Reproduce the data in full, exactly as given, leaving images out.

# # # # #

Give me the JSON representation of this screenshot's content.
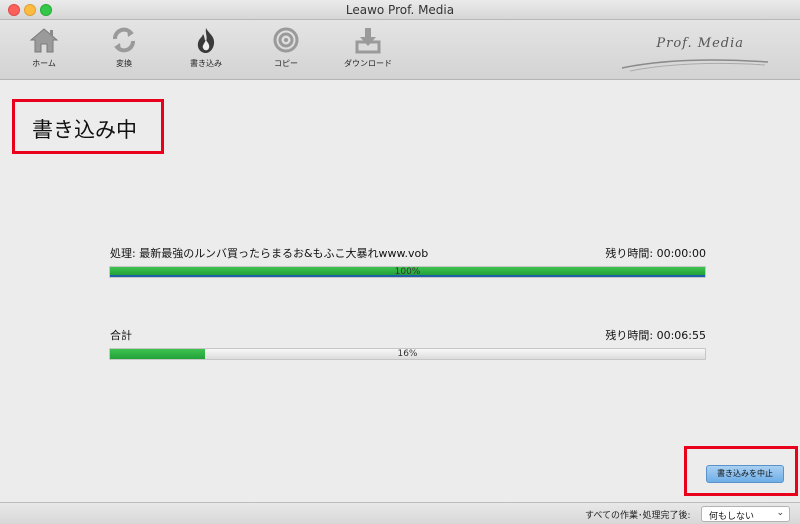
{
  "window": {
    "title": "Leawo Prof. Media"
  },
  "toolbar": {
    "items": [
      {
        "label": "ホーム",
        "icon": "home-icon"
      },
      {
        "label": "変換",
        "icon": "convert-icon"
      },
      {
        "label": "書き込み",
        "icon": "burn-icon"
      },
      {
        "label": "コピー",
        "icon": "copy-icon"
      },
      {
        "label": "ダウンロード",
        "icon": "download-icon"
      }
    ],
    "brand": "Prof. Media"
  },
  "main": {
    "title": "書き込み中",
    "current": {
      "label": "処理: 最新最強のルンバ買ったらまるお&もふこ大暴れwww.vob",
      "remaining": "残り時間: 00:00:00",
      "progress_text": "100%",
      "progress": 100
    },
    "total": {
      "label": "合計",
      "remaining": "残り時間: 00:06:55",
      "progress_text": "16%",
      "progress": 16
    },
    "stop_button": "書き込みを中止"
  },
  "status": {
    "after_label": "すべての作業･処理完了後:",
    "after_value": "何もしない"
  },
  "colors": {
    "highlight": "#e8001c",
    "progress_green": "#2fb344",
    "button_blue": "#8cc0ee"
  }
}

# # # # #

- [Final answer]
Give me the JSON representation of this screenshot's content.
{
  "window": {
    "title": "Leawo Prof. Media"
  },
  "toolbar": {
    "items": [
      {
        "label": "ホーム",
        "icon": "home-icon"
      },
      {
        "label": "変換",
        "icon": "convert-icon"
      },
      {
        "label": "書き込み",
        "icon": "burn-icon"
      },
      {
        "label": "コピー",
        "icon": "copy-icon"
      },
      {
        "label": "ダウンロード",
        "icon": "download-icon"
      }
    ],
    "brand": "Prof. Media"
  },
  "main": {
    "title": "書き込み中",
    "current": {
      "label": "処理: 最新最強のルンバ買ったらまるお&もふこ大暴れwww.vob",
      "remaining": "残り時間: 00:00:00",
      "progress_text": "100%",
      "progress": 100
    },
    "total": {
      "label": "合計",
      "remaining": "残り時間: 00:06:55",
      "progress_text": "16%",
      "progress": 16
    },
    "stop_button": "書き込みを中止"
  },
  "status": {
    "after_label": "すべての作業･処理完了後:",
    "after_value": "何もしない"
  },
  "colors": {
    "highlight": "#e8001c",
    "progress_green": "#2fb344",
    "button_blue": "#8cc0ee"
  }
}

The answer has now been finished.